■ **Exercise directions**
Pick out and copy every line below that has the word "Hard".

..........

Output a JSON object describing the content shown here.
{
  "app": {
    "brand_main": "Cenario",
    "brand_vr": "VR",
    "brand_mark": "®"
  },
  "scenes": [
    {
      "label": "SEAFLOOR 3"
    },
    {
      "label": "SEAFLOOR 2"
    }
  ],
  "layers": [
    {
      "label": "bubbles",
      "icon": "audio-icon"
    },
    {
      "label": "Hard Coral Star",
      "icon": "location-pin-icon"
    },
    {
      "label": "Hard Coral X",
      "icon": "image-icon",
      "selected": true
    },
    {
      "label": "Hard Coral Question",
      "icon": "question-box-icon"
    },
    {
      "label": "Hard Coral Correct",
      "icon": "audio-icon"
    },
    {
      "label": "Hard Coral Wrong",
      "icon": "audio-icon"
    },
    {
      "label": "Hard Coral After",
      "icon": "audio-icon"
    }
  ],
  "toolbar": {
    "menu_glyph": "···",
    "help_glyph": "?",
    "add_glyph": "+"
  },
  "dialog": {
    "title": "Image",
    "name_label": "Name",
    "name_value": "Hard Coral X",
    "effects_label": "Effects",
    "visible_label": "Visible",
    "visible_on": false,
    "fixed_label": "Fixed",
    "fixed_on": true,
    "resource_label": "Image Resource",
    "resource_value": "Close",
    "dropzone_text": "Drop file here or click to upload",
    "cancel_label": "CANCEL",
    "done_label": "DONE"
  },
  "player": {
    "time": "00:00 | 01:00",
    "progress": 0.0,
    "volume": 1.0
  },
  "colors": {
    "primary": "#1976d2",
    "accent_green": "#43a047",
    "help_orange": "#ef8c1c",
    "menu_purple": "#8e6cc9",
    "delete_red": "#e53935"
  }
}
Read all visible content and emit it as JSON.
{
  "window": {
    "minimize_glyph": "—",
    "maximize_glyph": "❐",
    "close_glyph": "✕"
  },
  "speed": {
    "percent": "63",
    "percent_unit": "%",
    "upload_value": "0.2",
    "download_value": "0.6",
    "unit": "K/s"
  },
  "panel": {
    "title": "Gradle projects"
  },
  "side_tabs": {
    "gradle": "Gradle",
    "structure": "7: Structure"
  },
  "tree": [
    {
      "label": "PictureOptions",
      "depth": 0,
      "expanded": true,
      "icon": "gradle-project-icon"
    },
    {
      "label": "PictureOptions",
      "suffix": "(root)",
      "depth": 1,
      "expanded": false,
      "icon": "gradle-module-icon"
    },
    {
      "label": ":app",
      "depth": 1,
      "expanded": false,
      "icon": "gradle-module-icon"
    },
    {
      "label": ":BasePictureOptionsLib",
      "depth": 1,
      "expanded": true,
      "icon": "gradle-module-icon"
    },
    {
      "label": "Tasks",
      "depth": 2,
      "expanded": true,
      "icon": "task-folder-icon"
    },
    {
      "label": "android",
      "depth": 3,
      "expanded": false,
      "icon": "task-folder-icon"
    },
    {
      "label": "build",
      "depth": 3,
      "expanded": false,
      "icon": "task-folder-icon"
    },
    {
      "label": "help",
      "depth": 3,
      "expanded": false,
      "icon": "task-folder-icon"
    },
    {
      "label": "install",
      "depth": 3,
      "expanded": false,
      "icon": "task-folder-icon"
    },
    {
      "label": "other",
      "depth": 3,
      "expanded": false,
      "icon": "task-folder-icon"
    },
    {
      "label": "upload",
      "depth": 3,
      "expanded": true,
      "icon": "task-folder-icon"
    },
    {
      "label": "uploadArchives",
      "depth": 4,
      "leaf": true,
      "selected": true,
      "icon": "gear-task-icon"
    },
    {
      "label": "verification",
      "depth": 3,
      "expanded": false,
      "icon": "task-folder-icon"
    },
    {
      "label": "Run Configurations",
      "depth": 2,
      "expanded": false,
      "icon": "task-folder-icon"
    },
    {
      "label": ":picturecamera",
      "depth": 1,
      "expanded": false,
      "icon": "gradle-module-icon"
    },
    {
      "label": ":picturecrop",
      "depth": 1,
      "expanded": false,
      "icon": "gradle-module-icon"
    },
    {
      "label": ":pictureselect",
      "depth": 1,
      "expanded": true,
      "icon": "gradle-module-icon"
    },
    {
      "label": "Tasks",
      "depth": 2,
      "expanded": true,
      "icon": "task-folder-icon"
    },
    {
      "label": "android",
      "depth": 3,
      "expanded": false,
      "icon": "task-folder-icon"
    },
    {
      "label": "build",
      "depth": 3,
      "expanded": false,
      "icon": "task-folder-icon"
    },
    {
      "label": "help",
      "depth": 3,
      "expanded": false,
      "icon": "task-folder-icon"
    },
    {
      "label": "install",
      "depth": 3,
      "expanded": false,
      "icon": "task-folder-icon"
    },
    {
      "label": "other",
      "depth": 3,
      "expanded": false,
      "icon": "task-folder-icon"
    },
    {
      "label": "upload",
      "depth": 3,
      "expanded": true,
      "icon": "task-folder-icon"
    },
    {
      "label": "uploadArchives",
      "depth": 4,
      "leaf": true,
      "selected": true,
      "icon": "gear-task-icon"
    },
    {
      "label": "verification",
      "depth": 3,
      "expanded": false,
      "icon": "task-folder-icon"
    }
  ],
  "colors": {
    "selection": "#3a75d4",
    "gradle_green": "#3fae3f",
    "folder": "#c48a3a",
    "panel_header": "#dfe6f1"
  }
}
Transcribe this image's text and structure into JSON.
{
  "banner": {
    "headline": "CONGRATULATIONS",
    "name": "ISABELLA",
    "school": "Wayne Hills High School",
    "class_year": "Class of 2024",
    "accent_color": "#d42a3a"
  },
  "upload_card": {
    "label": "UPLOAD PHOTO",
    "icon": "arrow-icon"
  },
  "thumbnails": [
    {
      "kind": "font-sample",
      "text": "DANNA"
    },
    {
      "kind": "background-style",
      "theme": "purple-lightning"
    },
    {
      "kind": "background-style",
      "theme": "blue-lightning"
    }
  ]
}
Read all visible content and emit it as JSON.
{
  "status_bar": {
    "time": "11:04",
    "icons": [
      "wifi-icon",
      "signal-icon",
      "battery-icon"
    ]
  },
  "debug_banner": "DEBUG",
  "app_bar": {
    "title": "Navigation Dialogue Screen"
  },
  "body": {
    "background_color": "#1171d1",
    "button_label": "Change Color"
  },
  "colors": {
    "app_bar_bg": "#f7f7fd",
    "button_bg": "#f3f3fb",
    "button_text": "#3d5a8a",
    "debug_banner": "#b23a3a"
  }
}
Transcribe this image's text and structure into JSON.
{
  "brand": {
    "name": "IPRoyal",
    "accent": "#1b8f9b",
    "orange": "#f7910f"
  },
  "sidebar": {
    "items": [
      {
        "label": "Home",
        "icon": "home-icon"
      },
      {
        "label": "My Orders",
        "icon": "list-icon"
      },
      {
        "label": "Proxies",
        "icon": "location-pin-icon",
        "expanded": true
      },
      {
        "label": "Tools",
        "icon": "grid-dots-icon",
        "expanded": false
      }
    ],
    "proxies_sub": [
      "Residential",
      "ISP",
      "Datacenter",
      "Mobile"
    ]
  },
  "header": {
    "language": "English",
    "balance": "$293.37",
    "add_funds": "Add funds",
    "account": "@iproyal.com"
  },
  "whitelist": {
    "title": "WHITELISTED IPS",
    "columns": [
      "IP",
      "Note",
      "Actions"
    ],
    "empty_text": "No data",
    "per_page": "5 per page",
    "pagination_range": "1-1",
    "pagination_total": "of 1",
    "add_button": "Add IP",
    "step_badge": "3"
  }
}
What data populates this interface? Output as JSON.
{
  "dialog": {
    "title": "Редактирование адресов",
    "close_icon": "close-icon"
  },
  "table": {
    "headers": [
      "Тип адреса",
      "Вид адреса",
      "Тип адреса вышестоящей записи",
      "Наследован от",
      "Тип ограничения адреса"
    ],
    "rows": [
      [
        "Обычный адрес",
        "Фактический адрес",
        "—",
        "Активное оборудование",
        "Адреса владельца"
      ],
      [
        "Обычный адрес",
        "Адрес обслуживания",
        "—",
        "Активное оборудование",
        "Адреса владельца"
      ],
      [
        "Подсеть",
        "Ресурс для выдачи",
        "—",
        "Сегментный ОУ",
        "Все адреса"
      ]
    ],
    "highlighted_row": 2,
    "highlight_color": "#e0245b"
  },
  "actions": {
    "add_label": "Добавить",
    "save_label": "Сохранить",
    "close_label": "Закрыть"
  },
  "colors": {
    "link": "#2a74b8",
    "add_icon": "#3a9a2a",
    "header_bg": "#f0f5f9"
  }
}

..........

■ **Task solution**
      "label": "Hard Coral Star",
      "label": "Hard Coral X",
      "label": "Hard Coral Question",
      "label": "Hard Coral Correct",
      "label": "Hard Coral Wrong",
      "label": "Hard Coral After",
    "name_value": "Hard Coral X",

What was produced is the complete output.